The skill in creating bonsai revolves around trimming the roots and branches so that the tree can not only be kept in a relatively small pot, but also end-up looking like a real tree in nature, but seen from a distance.

In essence the technique is just a few steps up from you trimming your garden hedge to keep it at the height you want.

Another example would be ‘Topiary’, where hedging trees are cut and trimmed to produce shapes like balls, squares, and even animals!

The Bonsai seed myth…

There is a widespread myth that bonsai are grown from ‘special bonsai seeds’ … the plain truth is that there is no such thing as a ‘special bonsai seed’!

Bonsai are grown from ordinary seeds … seeds that, if planted in the ground and left alone, would produce a ‘normal’ tree like any other in its species.

BUT… by keeping the growing tree in a relatively small pot (trimming the roots when needed) and pruning the growing tips of the tree to keep it at the size you want (and wiring branches to the shape you want the tree to take) you will end up with a tree that – in every respect – can be called a ‘Bonsai’.

Real bonsai trees can also occur in nature, for example, up on the side of a mountain where strong winds and cold winters or other rough conditions have had the effect of stunting the growth of the tree so that it is much smaller than it would be in better weather conditions. Trees like this are highly prized by bonsai enthusiasts and are called ‘Yamadori’ – essentially meaning ‘collected from nature’. Yamadori can be inches tall, or a metre+ tall, and they would take a prized place in any bonsai collection.

NOTE: Yamadori would ONLY by collected from nature if it was legally acceptable, and with any permissions needed… and – of course – only if it was possible to be taken out of the ground without the risk of the tree being damaged or killed.
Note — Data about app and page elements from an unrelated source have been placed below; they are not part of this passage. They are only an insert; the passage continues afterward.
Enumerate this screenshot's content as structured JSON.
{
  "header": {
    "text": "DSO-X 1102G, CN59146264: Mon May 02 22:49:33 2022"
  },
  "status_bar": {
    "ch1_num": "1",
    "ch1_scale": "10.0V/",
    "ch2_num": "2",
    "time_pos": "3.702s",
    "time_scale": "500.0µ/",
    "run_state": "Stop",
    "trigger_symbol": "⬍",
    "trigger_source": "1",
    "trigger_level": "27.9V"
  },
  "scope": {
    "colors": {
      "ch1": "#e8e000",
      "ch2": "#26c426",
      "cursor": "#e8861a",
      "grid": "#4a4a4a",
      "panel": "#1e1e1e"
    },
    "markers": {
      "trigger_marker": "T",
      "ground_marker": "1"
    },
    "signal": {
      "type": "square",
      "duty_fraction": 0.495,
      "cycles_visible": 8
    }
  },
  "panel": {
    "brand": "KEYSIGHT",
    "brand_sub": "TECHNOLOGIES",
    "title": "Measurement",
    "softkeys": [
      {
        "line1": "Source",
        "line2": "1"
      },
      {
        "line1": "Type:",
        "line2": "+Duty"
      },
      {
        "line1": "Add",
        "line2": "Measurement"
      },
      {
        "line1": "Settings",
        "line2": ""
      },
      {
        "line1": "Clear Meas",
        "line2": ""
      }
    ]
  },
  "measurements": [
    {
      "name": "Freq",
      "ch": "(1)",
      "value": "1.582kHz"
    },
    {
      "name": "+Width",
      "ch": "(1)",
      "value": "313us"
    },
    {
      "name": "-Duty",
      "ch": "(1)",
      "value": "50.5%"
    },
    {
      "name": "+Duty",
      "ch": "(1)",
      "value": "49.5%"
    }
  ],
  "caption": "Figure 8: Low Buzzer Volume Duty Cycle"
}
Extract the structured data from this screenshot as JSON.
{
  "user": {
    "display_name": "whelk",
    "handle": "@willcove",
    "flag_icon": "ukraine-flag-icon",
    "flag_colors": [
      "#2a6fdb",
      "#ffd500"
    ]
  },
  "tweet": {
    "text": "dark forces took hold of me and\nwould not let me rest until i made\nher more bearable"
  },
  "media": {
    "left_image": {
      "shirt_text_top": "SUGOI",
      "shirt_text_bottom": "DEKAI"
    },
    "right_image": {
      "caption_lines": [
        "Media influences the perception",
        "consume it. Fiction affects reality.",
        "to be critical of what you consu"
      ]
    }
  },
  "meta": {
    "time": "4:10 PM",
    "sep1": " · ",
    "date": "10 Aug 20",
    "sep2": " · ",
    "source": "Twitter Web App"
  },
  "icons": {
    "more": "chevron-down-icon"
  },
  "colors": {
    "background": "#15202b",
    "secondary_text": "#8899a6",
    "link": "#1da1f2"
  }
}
Sometimes beautiful Yamadori are simply left where they are, to be admired as the wonders of nature that they are.

Natural Bonsai Tree
Naturally occurring bonsai tree.
Naturally occurring bonsai tree.
Naturally occurring bonsai tree.
Categorised as Bonsai

Are bonsai easy to look after?

Despite what a lot of folks think, bonsai trees are in fact ‘normal’ trees that are kept small by regular pruning and shaping, and – over time the new leaves that grow reduce in size.

Most bonsai trees (and houseplants in general) die for one of 2 reasons… Over-watering (which causes the roots to rot away) or letting the soil dry out completely. So… watering is the key factor in keeping your tree or plant healthy.

The ‘secret’ is simple… keep the soil of your tree damp/moist… avoid it being saturated for any length of time, and avoid it drying out completely!

Because the amount of soil is relatively small with bonsai – particularly as regards the ‘Mame’ (less than 5 inches tall) and ‘Shohin’ (less than 8 inches tall) bonsai, they will need a bit more care… especially if they are outdoors in hotter/tropical climates, as the pots can dry out really quickly.

The best method of watering is to simply stand your tree in a small tray (saucer/plate will do fine) with about 1 cm of water in it. Leave it in the water tray for 5/10 minutes, then ‘Voila!’ your tree is watered!

Indoors you may need to water once every 1 or 2 days – depending on temperature and the size of the pot. You will soon develop a routine once you discover how often your tree needs to be watered… Remember… if the soil is damp/moist then it does NOT need watering!

Indoors or Outdoors?

A lot of bonsai trees can be kept indoors (a nice sunny or bright position or window), or Outdoors (A slightly shaded position protected from heavy rain or strong winds). Avoid hot, direct Midday sun… it can not only dry the soil out quickly, but in doing so heats the soil up to a point where the roots are almost boiled!
If you keep your bonsai indoors, it’s a good idea to put it outside in the sun for a few hours each day… it will LOVE you for doing so!

  • Check with your bonsai supplier whether your tree is an indoor or outdoor bonsai (or EITHER!)
  • Once every 3 – 4 weeks give your tree a HALF-STRENGTH liquid fertiliser in its water. ANY standard liquid fertiliser will do. This helps replace any nutrients that may leach out of the soil over time.
  • Early morning or late afternoon sun is fine for a couple of hours, and helps to keep your tree healthy and strong.
Categorised as Bonsai